* _Task item_:
Report each line below that carries the word "单点高度".

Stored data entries
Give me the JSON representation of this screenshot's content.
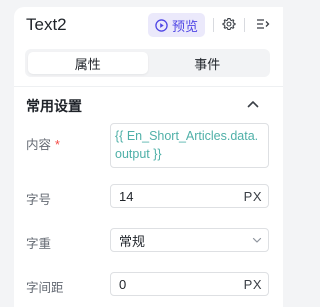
{
  "header": {
    "title": "Text2",
    "preview_label": "预览",
    "icons": [
      "play-circle-icon",
      "gear-icon",
      "outline-menu-icon"
    ]
  },
  "tabs": [
    {
      "label": "属性",
      "active": true
    },
    {
      "label": "事件",
      "active": false
    }
  ],
  "section": {
    "title": "常用设置"
  },
  "fields": {
    "content": {
      "label": "内容",
      "required_mark": "*",
      "value": "{{ En_Short_Articles.data.output }}"
    },
    "font_size": {
      "label": "字号",
      "value": "14",
      "unit": "PX"
    },
    "font_weight": {
      "label": "字重",
      "value": "常规"
    },
    "letter_spacing": {
      "label": "字间距",
      "value": "0",
      "unit": "PX"
    }
  },
  "colors": {
    "accent": "#4f46e5",
    "accent_bg": "#ebe9fb",
    "binding_text": "#4fb0a8",
    "required": "#f54a45",
    "page_bg": "#f3f4f6"
  }
}
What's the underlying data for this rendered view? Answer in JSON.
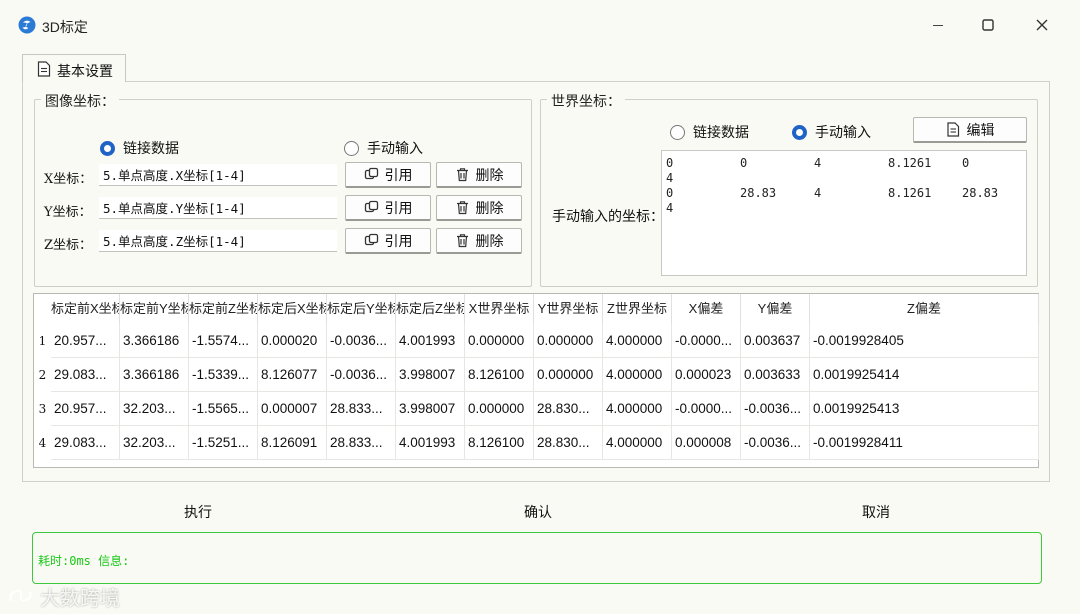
{
  "window": {
    "title": "3D标定"
  },
  "tab": {
    "label": "基本设置"
  },
  "image_coords": {
    "group_title": "图像坐标：",
    "radio_link": "链接数据",
    "radio_manual": "手动输入",
    "selected": "link",
    "rows": [
      {
        "label": "X坐标：",
        "value": "5.单点高度.X坐标[1-4]"
      },
      {
        "label": "Y坐标：",
        "value": "5.单点高度.Y坐标[1-4]"
      },
      {
        "label": "Z坐标：",
        "value": "5.单点高度.Z坐标[1-4]"
      }
    ],
    "ref_label": "引用",
    "delete_label": "删除"
  },
  "world_coords": {
    "group_title": "世界坐标：",
    "radio_link": "链接数据",
    "radio_manual": "手动输入",
    "selected": "manual",
    "edit_label": "编辑",
    "manual_label": "手动输入的坐标：",
    "manual_lines": [
      [
        "0",
        "0",
        "4",
        "8.1261",
        "0"
      ],
      [
        "4"
      ],
      [
        "0",
        "28.83",
        "4",
        "8.1261",
        "28.83"
      ],
      [
        "4"
      ]
    ]
  },
  "table": {
    "headers": [
      "标定前X坐标",
      "标定前Y坐标",
      "标定前Z坐标",
      "标定后X坐标",
      "标定后Y坐标",
      "标定后Z坐标",
      "X世界坐标",
      "Y世界坐标",
      "Z世界坐标",
      "X偏差",
      "Y偏差",
      "Z偏差"
    ],
    "rows": [
      {
        "index": "1",
        "cells": [
          "20.957...",
          "3.366186",
          "-1.5574...",
          "0.000020",
          "-0.0036...",
          "4.001993",
          "0.000000",
          "0.000000",
          "4.000000",
          "-0.0000...",
          "0.003637",
          "-0.0019928405"
        ]
      },
      {
        "index": "2",
        "cells": [
          "29.083...",
          "3.366186",
          "-1.5339...",
          "8.126077",
          "-0.0036...",
          "3.998007",
          "8.126100",
          "0.000000",
          "4.000000",
          "0.000023",
          "0.003633",
          "0.0019925414"
        ]
      },
      {
        "index": "3",
        "cells": [
          "20.957...",
          "32.203...",
          "-1.5565...",
          "0.000007",
          "28.833...",
          "3.998007",
          "0.000000",
          "28.830...",
          "4.000000",
          "-0.0000...",
          "-0.0036...",
          "0.0019925413"
        ]
      },
      {
        "index": "4",
        "cells": [
          "29.083...",
          "32.203...",
          "-1.5251...",
          "8.126091",
          "28.833...",
          "4.001993",
          "8.126100",
          "28.830...",
          "4.000000",
          "0.000008",
          "-0.0036...",
          "-0.0019928411"
        ]
      }
    ]
  },
  "actions": {
    "run": "执行",
    "confirm": "确认",
    "cancel": "取消"
  },
  "status": {
    "text": "耗时:0ms 信息:"
  },
  "watermark": {
    "text": "大数跨境"
  },
  "colors": {
    "accent": "#1f63c6",
    "status_green": "#17c817",
    "status_border": "#3ec83e"
  }
}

* _Answer to this exercise_:
        "value": "5.单点高度.X坐标[1-4]"
        "value": "5.单点高度.Y坐标[1-4]"
        "value": "5.单点高度.Z坐标[1-4]"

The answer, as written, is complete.